## Material shown:
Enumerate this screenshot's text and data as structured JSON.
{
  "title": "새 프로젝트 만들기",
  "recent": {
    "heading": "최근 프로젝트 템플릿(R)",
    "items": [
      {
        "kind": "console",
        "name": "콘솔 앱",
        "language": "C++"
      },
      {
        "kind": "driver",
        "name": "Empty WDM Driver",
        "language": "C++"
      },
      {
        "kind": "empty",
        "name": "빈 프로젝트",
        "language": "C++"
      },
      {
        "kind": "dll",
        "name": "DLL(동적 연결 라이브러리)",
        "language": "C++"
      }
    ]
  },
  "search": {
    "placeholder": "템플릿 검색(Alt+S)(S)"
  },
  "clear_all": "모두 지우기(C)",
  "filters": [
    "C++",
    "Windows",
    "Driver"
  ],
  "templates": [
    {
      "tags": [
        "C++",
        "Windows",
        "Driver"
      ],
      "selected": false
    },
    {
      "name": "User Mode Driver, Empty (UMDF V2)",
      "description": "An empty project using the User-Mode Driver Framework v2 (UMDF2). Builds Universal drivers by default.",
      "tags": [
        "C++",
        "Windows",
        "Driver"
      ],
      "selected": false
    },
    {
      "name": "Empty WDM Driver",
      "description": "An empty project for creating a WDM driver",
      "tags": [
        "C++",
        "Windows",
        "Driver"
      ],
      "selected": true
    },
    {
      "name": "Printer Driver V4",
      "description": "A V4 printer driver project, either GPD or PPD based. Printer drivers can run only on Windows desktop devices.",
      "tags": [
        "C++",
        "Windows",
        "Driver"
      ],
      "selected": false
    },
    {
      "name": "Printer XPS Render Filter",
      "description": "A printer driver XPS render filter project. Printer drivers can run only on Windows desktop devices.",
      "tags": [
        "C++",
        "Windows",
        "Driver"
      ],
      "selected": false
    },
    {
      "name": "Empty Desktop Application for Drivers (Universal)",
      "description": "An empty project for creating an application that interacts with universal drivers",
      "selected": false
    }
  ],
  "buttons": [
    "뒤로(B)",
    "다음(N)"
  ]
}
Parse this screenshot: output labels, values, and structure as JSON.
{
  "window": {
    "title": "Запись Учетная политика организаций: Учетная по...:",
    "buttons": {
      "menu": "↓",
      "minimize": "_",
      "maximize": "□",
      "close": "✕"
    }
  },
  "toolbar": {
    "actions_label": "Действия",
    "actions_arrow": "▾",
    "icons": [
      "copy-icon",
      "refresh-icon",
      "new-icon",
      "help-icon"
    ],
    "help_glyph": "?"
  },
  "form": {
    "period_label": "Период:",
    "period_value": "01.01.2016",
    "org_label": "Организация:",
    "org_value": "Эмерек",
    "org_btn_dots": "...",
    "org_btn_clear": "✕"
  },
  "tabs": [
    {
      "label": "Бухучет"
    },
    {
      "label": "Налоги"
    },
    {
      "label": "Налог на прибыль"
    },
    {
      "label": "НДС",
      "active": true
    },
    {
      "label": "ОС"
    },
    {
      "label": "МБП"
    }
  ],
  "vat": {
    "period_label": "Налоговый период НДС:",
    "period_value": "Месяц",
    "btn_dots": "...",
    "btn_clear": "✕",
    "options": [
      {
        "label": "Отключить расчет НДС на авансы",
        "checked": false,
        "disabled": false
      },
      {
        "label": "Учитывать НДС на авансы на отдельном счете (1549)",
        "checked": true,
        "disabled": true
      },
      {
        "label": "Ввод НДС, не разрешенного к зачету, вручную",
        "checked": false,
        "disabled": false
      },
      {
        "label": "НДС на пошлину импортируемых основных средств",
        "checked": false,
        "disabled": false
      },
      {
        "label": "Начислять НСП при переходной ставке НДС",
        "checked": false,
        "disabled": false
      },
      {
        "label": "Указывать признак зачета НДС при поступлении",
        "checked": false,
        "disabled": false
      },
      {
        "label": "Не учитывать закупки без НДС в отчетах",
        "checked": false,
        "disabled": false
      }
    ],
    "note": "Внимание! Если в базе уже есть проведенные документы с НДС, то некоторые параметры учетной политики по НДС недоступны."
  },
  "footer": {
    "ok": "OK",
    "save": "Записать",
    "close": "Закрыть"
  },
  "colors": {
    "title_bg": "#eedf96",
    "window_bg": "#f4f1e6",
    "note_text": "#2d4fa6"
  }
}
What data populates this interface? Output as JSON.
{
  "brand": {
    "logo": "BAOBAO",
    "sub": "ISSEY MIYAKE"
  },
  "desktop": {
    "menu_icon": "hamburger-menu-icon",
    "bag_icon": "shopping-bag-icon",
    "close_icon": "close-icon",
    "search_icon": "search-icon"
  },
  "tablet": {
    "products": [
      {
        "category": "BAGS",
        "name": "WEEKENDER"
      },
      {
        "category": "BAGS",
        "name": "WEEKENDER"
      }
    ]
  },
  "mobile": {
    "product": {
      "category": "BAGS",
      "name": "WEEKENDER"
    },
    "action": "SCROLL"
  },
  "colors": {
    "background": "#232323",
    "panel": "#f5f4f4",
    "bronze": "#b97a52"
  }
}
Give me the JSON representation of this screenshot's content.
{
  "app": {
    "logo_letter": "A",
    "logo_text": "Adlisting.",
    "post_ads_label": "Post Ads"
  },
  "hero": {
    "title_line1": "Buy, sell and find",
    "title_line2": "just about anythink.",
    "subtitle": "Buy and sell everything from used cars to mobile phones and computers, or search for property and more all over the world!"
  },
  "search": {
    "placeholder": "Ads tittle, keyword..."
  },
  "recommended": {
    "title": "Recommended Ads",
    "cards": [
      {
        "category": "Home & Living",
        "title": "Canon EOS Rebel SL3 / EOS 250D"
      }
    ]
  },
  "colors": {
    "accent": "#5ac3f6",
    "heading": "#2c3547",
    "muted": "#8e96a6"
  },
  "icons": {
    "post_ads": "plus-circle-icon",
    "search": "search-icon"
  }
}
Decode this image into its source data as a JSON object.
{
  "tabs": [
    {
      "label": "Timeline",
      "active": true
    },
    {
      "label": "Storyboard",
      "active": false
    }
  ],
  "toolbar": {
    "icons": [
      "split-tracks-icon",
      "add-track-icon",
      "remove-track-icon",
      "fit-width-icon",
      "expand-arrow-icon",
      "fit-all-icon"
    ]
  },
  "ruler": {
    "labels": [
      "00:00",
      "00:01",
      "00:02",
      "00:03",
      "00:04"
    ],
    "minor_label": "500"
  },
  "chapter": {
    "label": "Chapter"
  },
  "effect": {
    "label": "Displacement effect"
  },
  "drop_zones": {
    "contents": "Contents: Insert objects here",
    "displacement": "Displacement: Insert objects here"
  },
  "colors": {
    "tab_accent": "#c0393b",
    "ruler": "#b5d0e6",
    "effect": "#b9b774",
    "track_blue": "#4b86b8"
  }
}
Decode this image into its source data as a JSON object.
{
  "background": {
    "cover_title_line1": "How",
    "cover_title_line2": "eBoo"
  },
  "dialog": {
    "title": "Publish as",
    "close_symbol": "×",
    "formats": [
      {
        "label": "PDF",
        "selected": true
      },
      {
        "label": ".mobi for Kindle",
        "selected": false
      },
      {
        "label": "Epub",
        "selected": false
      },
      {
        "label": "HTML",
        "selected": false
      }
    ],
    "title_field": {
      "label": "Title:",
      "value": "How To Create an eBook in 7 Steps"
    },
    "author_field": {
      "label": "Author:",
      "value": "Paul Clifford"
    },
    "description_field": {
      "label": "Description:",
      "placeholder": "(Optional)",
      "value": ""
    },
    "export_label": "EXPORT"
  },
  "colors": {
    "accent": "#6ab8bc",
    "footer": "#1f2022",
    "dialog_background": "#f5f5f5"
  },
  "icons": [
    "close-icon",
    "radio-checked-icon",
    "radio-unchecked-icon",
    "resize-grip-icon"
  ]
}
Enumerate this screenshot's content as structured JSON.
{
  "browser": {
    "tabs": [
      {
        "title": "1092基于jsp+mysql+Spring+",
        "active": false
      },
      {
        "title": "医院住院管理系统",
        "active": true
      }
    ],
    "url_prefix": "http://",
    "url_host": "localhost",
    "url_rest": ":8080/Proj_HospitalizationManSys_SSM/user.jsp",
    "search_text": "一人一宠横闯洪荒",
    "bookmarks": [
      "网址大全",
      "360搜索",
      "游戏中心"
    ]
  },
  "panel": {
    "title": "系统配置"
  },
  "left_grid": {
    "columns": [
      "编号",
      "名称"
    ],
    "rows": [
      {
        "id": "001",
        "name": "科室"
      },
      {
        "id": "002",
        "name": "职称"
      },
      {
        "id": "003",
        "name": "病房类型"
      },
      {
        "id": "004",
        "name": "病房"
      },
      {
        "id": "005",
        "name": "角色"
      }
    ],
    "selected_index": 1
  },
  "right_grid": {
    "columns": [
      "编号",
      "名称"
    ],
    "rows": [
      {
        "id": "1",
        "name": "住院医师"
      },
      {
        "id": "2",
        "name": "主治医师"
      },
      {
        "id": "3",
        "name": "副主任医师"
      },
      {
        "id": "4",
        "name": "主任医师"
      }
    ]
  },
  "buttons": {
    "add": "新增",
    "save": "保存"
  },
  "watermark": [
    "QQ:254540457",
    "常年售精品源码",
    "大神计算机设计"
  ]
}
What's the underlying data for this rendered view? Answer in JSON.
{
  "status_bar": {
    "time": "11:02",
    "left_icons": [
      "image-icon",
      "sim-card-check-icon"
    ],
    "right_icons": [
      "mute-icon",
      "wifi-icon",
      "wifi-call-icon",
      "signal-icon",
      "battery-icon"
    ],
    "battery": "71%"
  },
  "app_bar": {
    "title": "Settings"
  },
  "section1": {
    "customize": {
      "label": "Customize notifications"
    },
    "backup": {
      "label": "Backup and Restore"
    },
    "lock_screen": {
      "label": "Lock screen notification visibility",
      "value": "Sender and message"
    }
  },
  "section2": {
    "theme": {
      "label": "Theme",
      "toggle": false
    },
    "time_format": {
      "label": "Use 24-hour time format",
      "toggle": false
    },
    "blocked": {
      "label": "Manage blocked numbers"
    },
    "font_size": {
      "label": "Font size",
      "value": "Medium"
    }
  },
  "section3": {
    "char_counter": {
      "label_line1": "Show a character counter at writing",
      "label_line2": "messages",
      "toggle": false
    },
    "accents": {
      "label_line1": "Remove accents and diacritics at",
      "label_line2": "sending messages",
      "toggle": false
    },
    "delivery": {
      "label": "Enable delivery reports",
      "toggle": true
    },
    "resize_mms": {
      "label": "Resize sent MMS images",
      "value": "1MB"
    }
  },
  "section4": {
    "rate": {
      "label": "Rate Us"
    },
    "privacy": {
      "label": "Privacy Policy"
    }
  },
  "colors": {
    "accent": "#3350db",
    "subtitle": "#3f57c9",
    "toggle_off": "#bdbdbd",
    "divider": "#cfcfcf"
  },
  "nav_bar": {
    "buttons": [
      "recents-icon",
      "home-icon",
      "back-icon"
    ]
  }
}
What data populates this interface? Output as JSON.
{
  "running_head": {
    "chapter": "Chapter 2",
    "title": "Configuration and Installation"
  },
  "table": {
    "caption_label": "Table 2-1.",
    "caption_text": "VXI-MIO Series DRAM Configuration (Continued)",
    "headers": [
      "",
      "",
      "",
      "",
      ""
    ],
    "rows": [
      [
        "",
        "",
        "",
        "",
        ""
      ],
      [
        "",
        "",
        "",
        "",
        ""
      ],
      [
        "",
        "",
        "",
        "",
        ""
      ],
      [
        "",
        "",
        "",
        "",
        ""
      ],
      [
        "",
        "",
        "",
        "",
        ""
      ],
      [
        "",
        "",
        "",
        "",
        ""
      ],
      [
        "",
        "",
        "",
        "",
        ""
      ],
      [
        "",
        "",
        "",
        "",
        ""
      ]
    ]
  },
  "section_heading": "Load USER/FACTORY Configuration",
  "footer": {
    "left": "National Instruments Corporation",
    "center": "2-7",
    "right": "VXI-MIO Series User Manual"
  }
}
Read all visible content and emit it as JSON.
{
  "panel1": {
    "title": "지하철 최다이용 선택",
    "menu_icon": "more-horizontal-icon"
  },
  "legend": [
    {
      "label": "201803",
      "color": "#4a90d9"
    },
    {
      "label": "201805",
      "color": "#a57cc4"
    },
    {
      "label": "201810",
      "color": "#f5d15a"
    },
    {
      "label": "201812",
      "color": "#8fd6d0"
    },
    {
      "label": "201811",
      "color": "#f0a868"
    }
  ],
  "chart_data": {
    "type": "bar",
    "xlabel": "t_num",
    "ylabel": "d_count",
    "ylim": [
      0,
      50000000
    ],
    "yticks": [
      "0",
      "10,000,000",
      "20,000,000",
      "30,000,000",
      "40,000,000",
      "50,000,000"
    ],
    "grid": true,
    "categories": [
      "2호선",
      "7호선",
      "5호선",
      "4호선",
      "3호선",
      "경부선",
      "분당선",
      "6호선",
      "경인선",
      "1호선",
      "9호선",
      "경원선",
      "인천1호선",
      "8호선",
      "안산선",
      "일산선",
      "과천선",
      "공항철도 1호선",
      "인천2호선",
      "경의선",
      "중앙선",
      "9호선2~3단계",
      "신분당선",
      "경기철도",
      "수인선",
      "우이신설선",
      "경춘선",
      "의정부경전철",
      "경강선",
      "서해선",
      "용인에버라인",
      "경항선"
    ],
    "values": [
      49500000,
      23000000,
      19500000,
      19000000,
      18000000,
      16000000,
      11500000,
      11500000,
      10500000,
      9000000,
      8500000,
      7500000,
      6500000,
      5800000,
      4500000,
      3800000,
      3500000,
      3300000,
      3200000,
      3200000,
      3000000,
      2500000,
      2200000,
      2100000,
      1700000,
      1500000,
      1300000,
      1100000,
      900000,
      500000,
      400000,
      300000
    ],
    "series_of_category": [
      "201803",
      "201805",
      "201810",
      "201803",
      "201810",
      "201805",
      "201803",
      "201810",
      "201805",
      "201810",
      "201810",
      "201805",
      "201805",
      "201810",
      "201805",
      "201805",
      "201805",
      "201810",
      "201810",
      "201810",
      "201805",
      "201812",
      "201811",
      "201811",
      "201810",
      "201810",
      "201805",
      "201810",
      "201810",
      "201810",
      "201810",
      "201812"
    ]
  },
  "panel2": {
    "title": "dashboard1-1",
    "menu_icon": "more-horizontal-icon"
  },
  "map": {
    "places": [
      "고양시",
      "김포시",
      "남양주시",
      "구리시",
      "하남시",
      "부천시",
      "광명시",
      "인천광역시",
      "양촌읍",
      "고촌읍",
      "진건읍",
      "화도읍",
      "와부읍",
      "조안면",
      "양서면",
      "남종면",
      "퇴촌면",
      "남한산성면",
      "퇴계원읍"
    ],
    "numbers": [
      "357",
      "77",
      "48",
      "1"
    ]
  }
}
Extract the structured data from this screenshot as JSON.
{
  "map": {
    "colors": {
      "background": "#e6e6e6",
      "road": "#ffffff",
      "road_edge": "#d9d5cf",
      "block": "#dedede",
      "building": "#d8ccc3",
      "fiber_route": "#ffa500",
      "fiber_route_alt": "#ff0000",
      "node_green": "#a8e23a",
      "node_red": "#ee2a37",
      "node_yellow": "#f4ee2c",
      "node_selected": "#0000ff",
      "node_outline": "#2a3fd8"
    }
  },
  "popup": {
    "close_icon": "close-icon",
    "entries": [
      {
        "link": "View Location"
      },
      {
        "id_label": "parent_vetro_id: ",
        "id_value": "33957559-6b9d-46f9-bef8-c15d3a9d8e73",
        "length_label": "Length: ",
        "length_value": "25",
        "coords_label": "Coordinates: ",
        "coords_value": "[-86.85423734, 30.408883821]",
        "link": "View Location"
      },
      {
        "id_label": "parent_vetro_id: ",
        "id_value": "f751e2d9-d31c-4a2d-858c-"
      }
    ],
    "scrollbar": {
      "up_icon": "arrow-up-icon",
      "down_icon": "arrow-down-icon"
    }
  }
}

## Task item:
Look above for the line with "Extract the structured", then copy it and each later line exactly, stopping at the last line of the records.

## Answer space:
Extract the structured data from this screenshot as JSON.
{
  "map": {
    "colors": {
      "background": "#e6e6e6",
      "road": "#ffffff",
      "road_edge": "#d9d5cf",
      "block": "#dedede",
      "building": "#d8ccc3",
      "fiber_route": "#ffa500",
      "fiber_route_alt": "#ff0000",
      "node_green": "#a8e23a",
      "node_red": "#ee2a37",
      "node_yellow": "#f4ee2c",
      "node_selected": "#0000ff",
      "node_outline": "#2a3fd8"
    }
  },
  "popup": {
    "close_icon": "close-icon",
    "entries": [
      {
        "link": "View Location"
      },
      {
        "id_label": "parent_vetro_id: ",
        "id_value": "33957559-6b9d-46f9-bef8-c15d3a9d8e73",
        "length_label": "Length: ",
        "length_value": "25",
        "coords_label": "Coordinates: ",
        "coords_value": "[-86.85423734, 30.408883821]",
        "link": "View Location"
      },
      {
        "id_label": "parent_vetro_id: ",
        "id_value": "f751e2d9-d31c-4a2d-858c-"
      }
    ],
    "scrollbar": {
      "up_icon": "arrow-up-icon",
      "down_icon": "arrow-down-icon"
    }
  }
}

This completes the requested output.